[Study material]:

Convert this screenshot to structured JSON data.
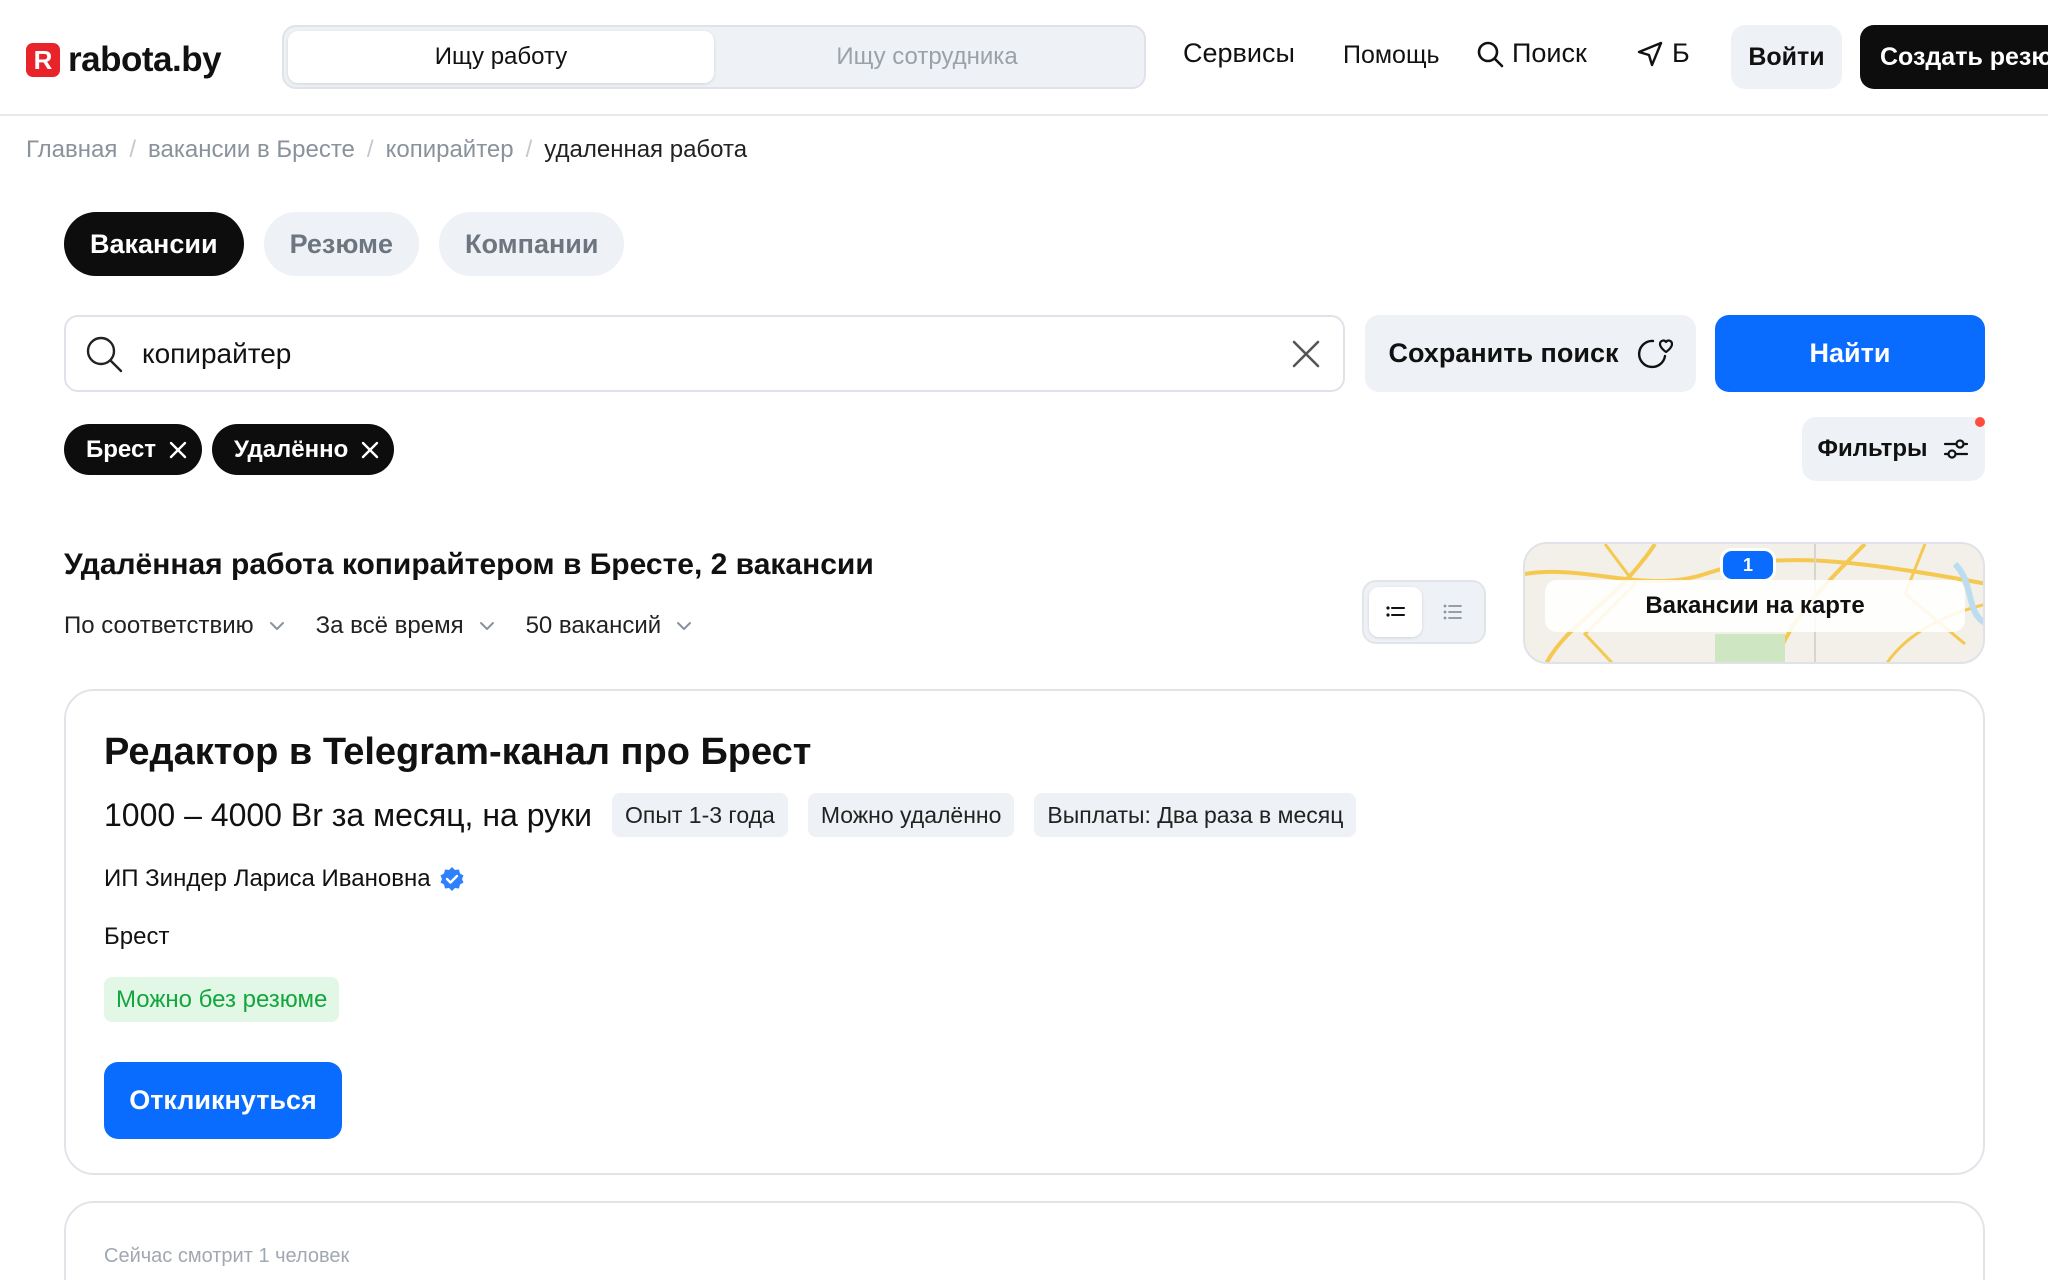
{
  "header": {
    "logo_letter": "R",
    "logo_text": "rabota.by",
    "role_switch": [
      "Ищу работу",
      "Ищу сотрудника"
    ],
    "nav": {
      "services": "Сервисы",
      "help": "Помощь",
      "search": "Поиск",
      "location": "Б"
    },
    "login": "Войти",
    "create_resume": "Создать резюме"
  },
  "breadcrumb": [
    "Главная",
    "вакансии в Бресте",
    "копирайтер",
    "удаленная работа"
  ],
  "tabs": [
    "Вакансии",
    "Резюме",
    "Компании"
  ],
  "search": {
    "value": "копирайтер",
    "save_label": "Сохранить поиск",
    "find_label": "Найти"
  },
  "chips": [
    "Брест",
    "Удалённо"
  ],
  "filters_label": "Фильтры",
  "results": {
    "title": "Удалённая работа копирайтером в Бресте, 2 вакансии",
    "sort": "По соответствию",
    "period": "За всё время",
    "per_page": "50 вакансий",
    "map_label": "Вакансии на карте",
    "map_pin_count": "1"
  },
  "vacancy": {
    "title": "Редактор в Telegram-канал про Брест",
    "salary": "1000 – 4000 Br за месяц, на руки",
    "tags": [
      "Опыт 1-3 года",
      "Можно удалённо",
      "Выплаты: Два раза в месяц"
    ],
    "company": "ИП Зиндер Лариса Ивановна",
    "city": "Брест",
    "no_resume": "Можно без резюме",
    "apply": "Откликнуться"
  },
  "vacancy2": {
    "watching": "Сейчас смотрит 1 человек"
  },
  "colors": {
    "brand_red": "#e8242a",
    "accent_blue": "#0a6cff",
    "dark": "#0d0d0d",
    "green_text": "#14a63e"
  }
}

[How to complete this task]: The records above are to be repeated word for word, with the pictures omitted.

[Finished task]:
Convert this screenshot to structured JSON data.
{
  "header": {
    "logo_letter": "R",
    "logo_text": "rabota.by",
    "role_switch": [
      "Ищу работу",
      "Ищу сотрудника"
    ],
    "nav": {
      "services": "Сервисы",
      "help": "Помощь",
      "search": "Поиск",
      "location": "Б"
    },
    "login": "Войти",
    "create_resume": "Создать резюме"
  },
  "breadcrumb": [
    "Главная",
    "вакансии в Бресте",
    "копирайтер",
    "удаленная работа"
  ],
  "tabs": [
    "Вакансии",
    "Резюме",
    "Компании"
  ],
  "search": {
    "value": "копирайтер",
    "save_label": "Сохранить поиск",
    "find_label": "Найти"
  },
  "chips": [
    "Брест",
    "Удалённо"
  ],
  "filters_label": "Фильтры",
  "results": {
    "title": "Удалённая работа копирайтером в Бресте, 2 вакансии",
    "sort": "По соответствию",
    "period": "За всё время",
    "per_page": "50 вакансий",
    "map_label": "Вакансии на карте",
    "map_pin_count": "1"
  },
  "vacancy": {
    "title": "Редактор в Telegram-канал про Брест",
    "salary": "1000 – 4000 Br за месяц, на руки",
    "tags": [
      "Опыт 1-3 года",
      "Можно удалённо",
      "Выплаты: Два раза в месяц"
    ],
    "company": "ИП Зиндер Лариса Ивановна",
    "city": "Брест",
    "no_resume": "Можно без резюме",
    "apply": "Откликнуться"
  },
  "vacancy2": {
    "watching": "Сейчас смотрит 1 человек"
  },
  "colors": {
    "brand_red": "#e8242a",
    "accent_blue": "#0a6cff",
    "dark": "#0d0d0d",
    "green_text": "#14a63e"
  }
}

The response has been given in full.